[Website and app data records]

^^^^^^^^

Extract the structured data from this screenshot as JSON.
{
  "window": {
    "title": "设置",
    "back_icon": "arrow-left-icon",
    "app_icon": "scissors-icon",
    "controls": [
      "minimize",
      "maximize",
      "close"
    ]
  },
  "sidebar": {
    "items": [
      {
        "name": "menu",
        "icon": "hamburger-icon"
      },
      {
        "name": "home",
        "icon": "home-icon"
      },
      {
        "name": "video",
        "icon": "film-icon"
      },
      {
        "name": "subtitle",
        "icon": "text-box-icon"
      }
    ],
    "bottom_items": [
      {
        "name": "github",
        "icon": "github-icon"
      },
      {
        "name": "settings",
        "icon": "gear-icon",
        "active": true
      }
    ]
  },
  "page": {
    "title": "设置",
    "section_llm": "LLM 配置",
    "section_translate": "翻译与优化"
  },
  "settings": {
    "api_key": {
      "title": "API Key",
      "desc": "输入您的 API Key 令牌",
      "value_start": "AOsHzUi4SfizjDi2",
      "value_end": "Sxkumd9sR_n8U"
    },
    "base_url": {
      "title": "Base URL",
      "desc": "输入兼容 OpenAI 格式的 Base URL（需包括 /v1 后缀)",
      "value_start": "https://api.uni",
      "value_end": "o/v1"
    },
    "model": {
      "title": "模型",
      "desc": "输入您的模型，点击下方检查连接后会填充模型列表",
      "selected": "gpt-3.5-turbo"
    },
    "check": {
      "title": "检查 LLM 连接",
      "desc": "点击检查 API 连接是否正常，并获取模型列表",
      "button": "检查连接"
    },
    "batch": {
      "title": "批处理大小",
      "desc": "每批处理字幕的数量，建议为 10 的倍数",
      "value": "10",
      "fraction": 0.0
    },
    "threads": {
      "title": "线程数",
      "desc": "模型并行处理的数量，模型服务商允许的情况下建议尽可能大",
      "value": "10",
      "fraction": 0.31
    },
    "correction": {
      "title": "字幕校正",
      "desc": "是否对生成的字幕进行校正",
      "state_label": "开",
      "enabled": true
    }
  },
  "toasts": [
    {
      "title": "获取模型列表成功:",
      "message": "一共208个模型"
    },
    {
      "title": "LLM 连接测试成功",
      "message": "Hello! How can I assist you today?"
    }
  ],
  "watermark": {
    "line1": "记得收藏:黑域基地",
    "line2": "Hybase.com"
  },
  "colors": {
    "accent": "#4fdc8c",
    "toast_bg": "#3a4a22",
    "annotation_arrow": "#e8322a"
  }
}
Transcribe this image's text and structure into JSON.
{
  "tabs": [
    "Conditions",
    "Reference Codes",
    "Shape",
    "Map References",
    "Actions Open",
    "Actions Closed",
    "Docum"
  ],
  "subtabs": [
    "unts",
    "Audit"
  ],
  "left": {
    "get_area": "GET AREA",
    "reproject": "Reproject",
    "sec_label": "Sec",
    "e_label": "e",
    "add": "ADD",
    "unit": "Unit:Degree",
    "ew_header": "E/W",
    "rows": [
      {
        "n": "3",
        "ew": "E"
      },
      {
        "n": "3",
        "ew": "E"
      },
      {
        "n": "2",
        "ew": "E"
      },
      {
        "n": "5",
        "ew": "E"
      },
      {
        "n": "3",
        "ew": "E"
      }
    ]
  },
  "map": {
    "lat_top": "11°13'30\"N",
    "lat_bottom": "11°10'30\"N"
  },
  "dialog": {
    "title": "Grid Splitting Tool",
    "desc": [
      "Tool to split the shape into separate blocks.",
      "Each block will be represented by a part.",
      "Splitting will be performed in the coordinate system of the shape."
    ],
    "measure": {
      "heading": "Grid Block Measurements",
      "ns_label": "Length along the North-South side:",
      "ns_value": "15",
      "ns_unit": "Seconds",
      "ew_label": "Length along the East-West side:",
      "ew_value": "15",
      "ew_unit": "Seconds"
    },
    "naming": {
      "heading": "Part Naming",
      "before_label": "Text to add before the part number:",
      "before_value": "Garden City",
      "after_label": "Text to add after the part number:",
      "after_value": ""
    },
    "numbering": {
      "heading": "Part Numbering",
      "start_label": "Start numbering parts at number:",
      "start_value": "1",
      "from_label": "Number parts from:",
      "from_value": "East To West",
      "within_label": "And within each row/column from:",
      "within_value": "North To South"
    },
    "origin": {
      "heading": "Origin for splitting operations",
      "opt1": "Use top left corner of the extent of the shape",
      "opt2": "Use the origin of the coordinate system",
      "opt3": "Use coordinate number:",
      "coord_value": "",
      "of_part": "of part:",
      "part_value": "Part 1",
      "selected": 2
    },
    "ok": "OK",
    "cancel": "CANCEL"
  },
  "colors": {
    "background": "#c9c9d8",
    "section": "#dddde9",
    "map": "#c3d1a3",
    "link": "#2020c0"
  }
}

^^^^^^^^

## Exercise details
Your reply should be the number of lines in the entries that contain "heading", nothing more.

## Result below
4